» DATA UNDER STUDY:
★ ★ ★
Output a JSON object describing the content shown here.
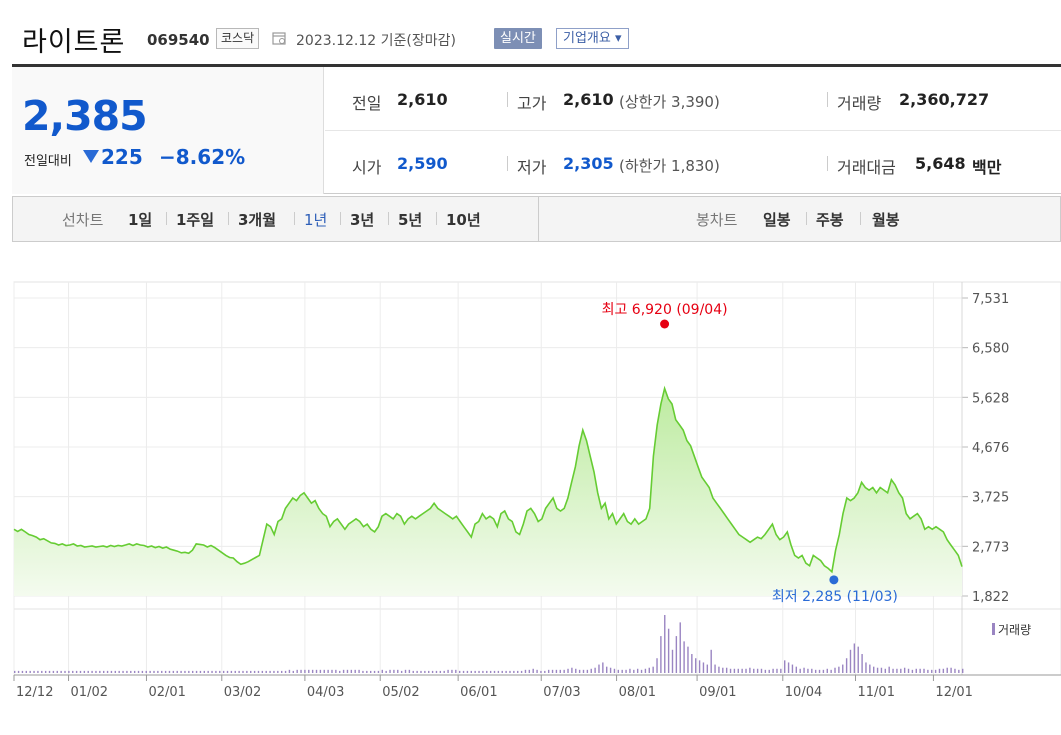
{
  "header": {
    "company_name": "라이트론",
    "code": "069540",
    "market_badge": "코스닥",
    "date_text": "2023.12.12  기준(장마감)",
    "realtime_label": "실시간",
    "company_info_label": "기업개요 ▾"
  },
  "summary": {
    "price": "2,385",
    "change_label": "전일대비",
    "change_value": "225",
    "change_pct": "−8.62%",
    "prev_label": "전일",
    "prev_value": "2,610",
    "open_label": "시가",
    "open_value": "2,590",
    "high_label": "고가",
    "high_value": "2,610",
    "high_sub": "(상한가 3,390)",
    "low_label": "저가",
    "low_value": "2,305",
    "low_sub": "(하한가 1,830)",
    "volume_label": "거래량",
    "volume_value": "2,360,727",
    "amount_label": "거래대금",
    "amount_value": "5,648",
    "amount_unit": "백만"
  },
  "tabs": {
    "line_label": "선차트",
    "periods": [
      "1일",
      "1주일",
      "3개월",
      "1년",
      "3년",
      "5년",
      "10년"
    ],
    "selected": "1년",
    "candle_label": "봉차트",
    "candles": [
      "일봉",
      "주봉",
      "월봉"
    ]
  },
  "colors": {
    "line": "#66cc33",
    "fill_top": "#bdeba0",
    "fill_bottom": "#f4fbef",
    "max_dot": "#e60012",
    "min_dot": "#2a6bd6",
    "volume": "#9a85c2"
  },
  "chart_data": {
    "type": "area",
    "title": "",
    "y_ticks": [
      "7,531",
      "6,580",
      "5,628",
      "4,676",
      "3,725",
      "2,773",
      "1,822"
    ],
    "ylim": [
      1822,
      7531
    ],
    "x_ticks": [
      "12/12",
      "01/02",
      "02/01",
      "03/02",
      "04/03",
      "05/02",
      "06/01",
      "07/03",
      "08/01",
      "09/01",
      "10/04",
      "11/01",
      "12/01"
    ],
    "grid": true,
    "max_annotation": "최고 6,920 (09/04)",
    "min_annotation": "최저 2,285 (11/03)",
    "volume_legend": "거래량",
    "series": [
      {
        "values": [
          3100,
          3060,
          3100,
          3050,
          3000,
          2980,
          2950,
          2900,
          2920,
          2880,
          2840,
          2830,
          2800,
          2820,
          2790,
          2800,
          2820,
          2780,
          2790,
          2760,
          2770,
          2780,
          2760,
          2770,
          2780,
          2760,
          2790,
          2770,
          2790,
          2780,
          2800,
          2820,
          2790,
          2820,
          2800,
          2790,
          2760,
          2780,
          2750,
          2770,
          2740,
          2760,
          2720,
          2700,
          2680,
          2650,
          2660,
          2640,
          2700,
          2820,
          2810,
          2800,
          2760,
          2790,
          2750,
          2700,
          2650,
          2600,
          2560,
          2550,
          2480,
          2430,
          2450,
          2480,
          2520,
          2560,
          2600,
          2900,
          3200,
          3150,
          3000,
          3250,
          3300,
          3500,
          3600,
          3700,
          3650,
          3750,
          3800,
          3700,
          3600,
          3650,
          3500,
          3400,
          3350,
          3150,
          3250,
          3300,
          3200,
          3100,
          3200,
          3250,
          3300,
          3250,
          3150,
          3200,
          3100,
          3050,
          3150,
          3350,
          3400,
          3350,
          3300,
          3400,
          3350,
          3200,
          3300,
          3350,
          3300,
          3350,
          3400,
          3450,
          3500,
          3600,
          3500,
          3450,
          3400,
          3350,
          3300,
          3350,
          3250,
          3150,
          3050,
          2950,
          3200,
          3250,
          3400,
          3300,
          3350,
          3300,
          3150,
          3400,
          3450,
          3300,
          3250,
          3050,
          3000,
          3200,
          3450,
          3500,
          3400,
          3250,
          3300,
          3500,
          3600,
          3700,
          3500,
          3450,
          3500,
          3700,
          4000,
          4300,
          4700,
          5000,
          4800,
          4500,
          4200,
          3800,
          3500,
          3600,
          3300,
          3400,
          3200,
          3300,
          3400,
          3250,
          3200,
          3300,
          3200,
          3250,
          3300,
          3500,
          4500,
          5100,
          5500,
          5800,
          5600,
          5500,
          5200,
          5100,
          5000,
          4800,
          4700,
          4500,
          4300,
          4100,
          4000,
          3900,
          3700,
          3600,
          3500,
          3400,
          3300,
          3200,
          3100,
          3000,
          2950,
          2900,
          2850,
          2900,
          2950,
          2920,
          3000,
          3100,
          3200,
          3000,
          2900,
          2950,
          3050,
          2800,
          2600,
          2550,
          2600,
          2450,
          2400,
          2600,
          2550,
          2500,
          2400,
          2350,
          2285,
          2700,
          3000,
          3400,
          3700,
          3650,
          3700,
          3800,
          4000,
          3900,
          3850,
          3900,
          3800,
          3900,
          3850,
          3800,
          4050,
          3950,
          3800,
          3700,
          3400,
          3300,
          3350,
          3400,
          3300,
          3100,
          3150,
          3100,
          3150,
          3100,
          3050,
          2900,
          2800,
          2700,
          2600,
          2385
        ]
      }
    ],
    "volume_bars": [
      2,
      2,
      2,
      2,
      2,
      2,
      2,
      2,
      2,
      2,
      2,
      2,
      2,
      2,
      2,
      2,
      2,
      2,
      2,
      2,
      2,
      2,
      2,
      2,
      2,
      2,
      2,
      2,
      2,
      2,
      2,
      2,
      2,
      2,
      2,
      2,
      2,
      2,
      2,
      2,
      2,
      2,
      2,
      2,
      2,
      2,
      2,
      2,
      2,
      2,
      2,
      2,
      2,
      2,
      2,
      2,
      2,
      2,
      2,
      2,
      2,
      2,
      2,
      2,
      2,
      2,
      2,
      2,
      2,
      2,
      2,
      3,
      2,
      3,
      3,
      3,
      3,
      3,
      3,
      3,
      3,
      3,
      3,
      3,
      2,
      3,
      3,
      3,
      3,
      3,
      2,
      2,
      2,
      2,
      2,
      3,
      2,
      3,
      3,
      3,
      2,
      3,
      3,
      2,
      2,
      2,
      2,
      2,
      2,
      2,
      2,
      2,
      3,
      3,
      3,
      2,
      2,
      2,
      2,
      2,
      2,
      2,
      2,
      2,
      2,
      2,
      2,
      2,
      2,
      2,
      2,
      2,
      3,
      3,
      4,
      3,
      2,
      2,
      3,
      3,
      3,
      3,
      3,
      4,
      5,
      4,
      3,
      3,
      3,
      4,
      5,
      8,
      10,
      6,
      5,
      4,
      3,
      3,
      3,
      4,
      3,
      4,
      3,
      4,
      5,
      6,
      14,
      35,
      55,
      42,
      22,
      35,
      48,
      30,
      25,
      18,
      14,
      12,
      10,
      8,
      22,
      8,
      6,
      5,
      5,
      4,
      4,
      4,
      4,
      4,
      5,
      4,
      4,
      4,
      3,
      3,
      4,
      4,
      4,
      12,
      10,
      8,
      6,
      4,
      5,
      4,
      4,
      3,
      3,
      3,
      4,
      3,
      5,
      6,
      8,
      14,
      22,
      28,
      25,
      18,
      10,
      8,
      6,
      5,
      5,
      4,
      6,
      4,
      4,
      4,
      5,
      4,
      3,
      4,
      4,
      4,
      3,
      3,
      3,
      4,
      4,
      5,
      5,
      4,
      3,
      4
    ]
  }
}
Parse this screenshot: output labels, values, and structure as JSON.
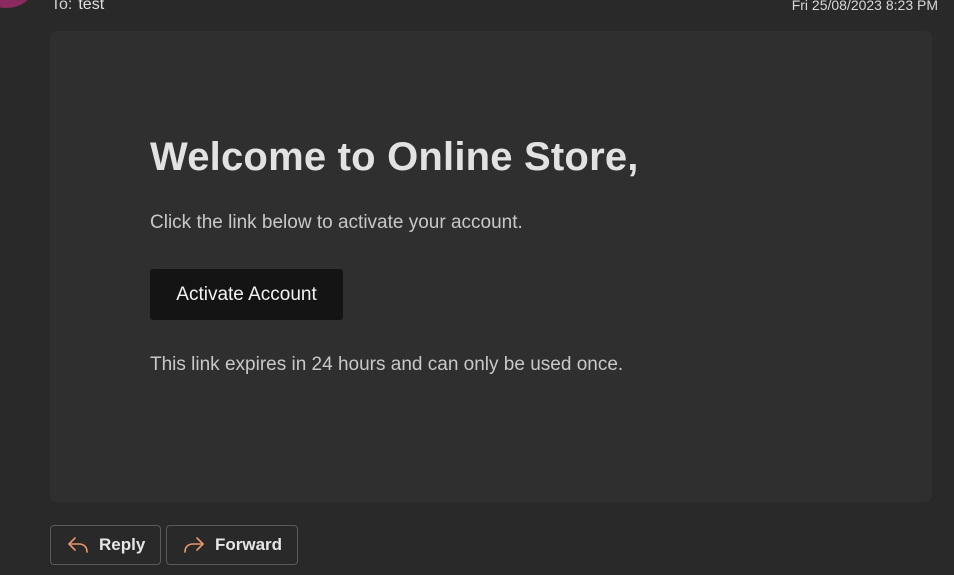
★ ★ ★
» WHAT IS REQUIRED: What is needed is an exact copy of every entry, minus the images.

» WRITTEN RESPONSE:
Output a JSON object describing the content shown here.
{
  "header": {
    "company_name": "라이트론",
    "code": "069540",
    "market_badge": "코스닥",
    "date_text": "2023.12.12  기준(장마감)",
    "realtime_label": "실시간",
    "company_info_label": "기업개요 ▾"
  },
  "summary": {
    "price": "2,385",
    "change_label": "전일대비",
    "change_value": "225",
    "change_pct": "−8.62%",
    "prev_label": "전일",
    "prev_value": "2,610",
    "open_label": "시가",
    "open_value": "2,590",
    "high_label": "고가",
    "high_value": "2,610",
    "high_sub": "(상한가 3,390)",
    "low_label": "저가",
    "low_value": "2,305",
    "low_sub": "(하한가 1,830)",
    "volume_label": "거래량",
    "volume_value": "2,360,727",
    "amount_label": "거래대금",
    "amount_value": "5,648",
    "amount_unit": "백만"
  },
  "tabs": {
    "line_label": "선차트",
    "periods": [
      "1일",
      "1주일",
      "3개월",
      "1년",
      "3년",
      "5년",
      "10년"
    ],
    "selected": "1년",
    "candle_label": "봉차트",
    "candles": [
      "일봉",
      "주봉",
      "월봉"
    ]
  },
  "colors": {
    "line": "#66cc33",
    "fill_top": "#bdeba0",
    "fill_bottom": "#f4fbef",
    "max_dot": "#e60012",
    "min_dot": "#2a6bd6",
    "volume": "#9a85c2"
  },
  "chart_data": {
    "type": "area",
    "title": "",
    "y_ticks": [
      "7,531",
      "6,580",
      "5,628",
      "4,676",
      "3,725",
      "2,773",
      "1,822"
    ],
    "ylim": [
      1822,
      7531
    ],
    "x_ticks": [
      "12/12",
      "01/02",
      "02/01",
      "03/02",
      "04/03",
      "05/02",
      "06/01",
      "07/03",
      "08/01",
      "09/01",
      "10/04",
      "11/01",
      "12/01"
    ],
    "grid": true,
    "max_annotation": "최고 6,920 (09/04)",
    "min_annotation": "최저 2,285 (11/03)",
    "volume_legend": "거래량",
    "series": [
      {
        "values": [
          3100,
          3060,
          3100,
          3050,
          3000,
          2980,
          2950,
          2900,
          2920,
          2880,
          2840,
          2830,
          2800,
          2820,
          2790,
          2800,
          2820,
          2780,
          2790,
          2760,
          2770,
          2780,
          2760,
          2770,
          2780,
          2760,
          2790,
          2770,
          2790,
          2780,
          2800,
          2820,
          2790,
          2820,
          2800,
          2790,
          2760,
          2780,
          2750,
          2770,
          2740,
          2760,
          2720,
          2700,
          2680,
          2650,
          2660,
          2640,
          2700,
          2820,
          2810,
          2800,
          2760,
          2790,
          2750,
          2700,
          2650,
          2600,
          2560,
          2550,
          2480,
          2430,
          2450,
          2480,
          2520,
          2560,
          2600,
          2900,
          3200,
          3150,
          3000,
          3250,
          3300,
          3500,
          3600,
          3700,
          3650,
          3750,
          3800,
          3700,
          3600,
          3650,
          3500,
          3400,
          3350,
          3150,
          3250,
          3300,
          3200,
          3100,
          3200,
          3250,
          3300,
          3250,
          3150,
          3200,
          3100,
          3050,
          3150,
          3350,
          3400,
          3350,
          3300,
          3400,
          3350,
          3200,
          3300,
          3350,
          3300,
          3350,
          3400,
          3450,
          3500,
          3600,
          3500,
          3450,
          3400,
          3350,
          3300,
          3350,
          3250,
          3150,
          3050,
          2950,
          3200,
          3250,
          3400,
          3300,
          3350,
          3300,
          3150,
          3400,
          3450,
          3300,
          3250,
          3050,
          3000,
          3200,
          3450,
          3500,
          3400,
          3250,
          3300,
          3500,
          3600,
          3700,
          3500,
          3450,
          3500,
          3700,
          4000,
          4300,
          4700,
          5000,
          4800,
          4500,
          4200,
          3800,
          3500,
          3600,
          3300,
          3400,
          3200,
          3300,
          3400,
          3250,
          3200,
          3300,
          3200,
          3250,
          3300,
          3500,
          4500,
          5100,
          5500,
          5800,
          5600,
          5500,
          5200,
          5100,
          5000,
          4800,
          4700,
          4500,
          4300,
          4100,
          4000,
          3900,
          3700,
          3600,
          3500,
          3400,
          3300,
          3200,
          3100,
          3000,
          2950,
          2900,
          2850,
          2900,
          2950,
          2920,
          3000,
          3100,
          3200,
          3000,
          2900,
          2950,
          3050,
          2800,
          2600,
          2550,
          2600,
          2450,
          2400,
          2600,
          2550,
          2500,
          2400,
          2350,
          2285,
          2700,
          3000,
          3400,
          3700,
          3650,
          3700,
          3800,
          4000,
          3900,
          3850,
          3900,
          3800,
          3900,
          3850,
          3800,
          4050,
          3950,
          3800,
          3700,
          3400,
          3300,
          3350,
          3400,
          3300,
          3100,
          3150,
          3100,
          3150,
          3100,
          3050,
          2900,
          2800,
          2700,
          2600,
          2385
        ]
      }
    ],
    "volume_bars": [
      2,
      2,
      2,
      2,
      2,
      2,
      2,
      2,
      2,
      2,
      2,
      2,
      2,
      2,
      2,
      2,
      2,
      2,
      2,
      2,
      2,
      2,
      2,
      2,
      2,
      2,
      2,
      2,
      2,
      2,
      2,
      2,
      2,
      2,
      2,
      2,
      2,
      2,
      2,
      2,
      2,
      2,
      2,
      2,
      2,
      2,
      2,
      2,
      2,
      2,
      2,
      2,
      2,
      2,
      2,
      2,
      2,
      2,
      2,
      2,
      2,
      2,
      2,
      2,
      2,
      2,
      2,
      2,
      2,
      2,
      2,
      3,
      2,
      3,
      3,
      3,
      3,
      3,
      3,
      3,
      3,
      3,
      3,
      3,
      2,
      3,
      3,
      3,
      3,
      3,
      2,
      2,
      2,
      2,
      2,
      3,
      2,
      3,
      3,
      3,
      2,
      3,
      3,
      2,
      2,
      2,
      2,
      2,
      2,
      2,
      2,
      2,
      3,
      3,
      3,
      2,
      2,
      2,
      2,
      2,
      2,
      2,
      2,
      2,
      2,
      2,
      2,
      2,
      2,
      2,
      2,
      2,
      3,
      3,
      4,
      3,
      2,
      2,
      3,
      3,
      3,
      3,
      3,
      4,
      5,
      4,
      3,
      3,
      3,
      4,
      5,
      8,
      10,
      6,
      5,
      4,
      3,
      3,
      3,
      4,
      3,
      4,
      3,
      4,
      5,
      6,
      14,
      35,
      55,
      42,
      22,
      35,
      48,
      30,
      25,
      18,
      14,
      12,
      10,
      8,
      22,
      8,
      6,
      5,
      5,
      4,
      4,
      4,
      4,
      4,
      5,
      4,
      4,
      4,
      3,
      3,
      4,
      4,
      4,
      12,
      10,
      8,
      6,
      4,
      5,
      4,
      4,
      3,
      3,
      3,
      4,
      3,
      5,
      6,
      8,
      14,
      22,
      28,
      25,
      18,
      10,
      8,
      6,
      5,
      5,
      4,
      6,
      4,
      4,
      4,
      5,
      4,
      3,
      4,
      4,
      4,
      3,
      3,
      3,
      4,
      4,
      5,
      5,
      4,
      3,
      4
    ]
  }
}
Parse this screenshot: output labels, values, and structure as JSON.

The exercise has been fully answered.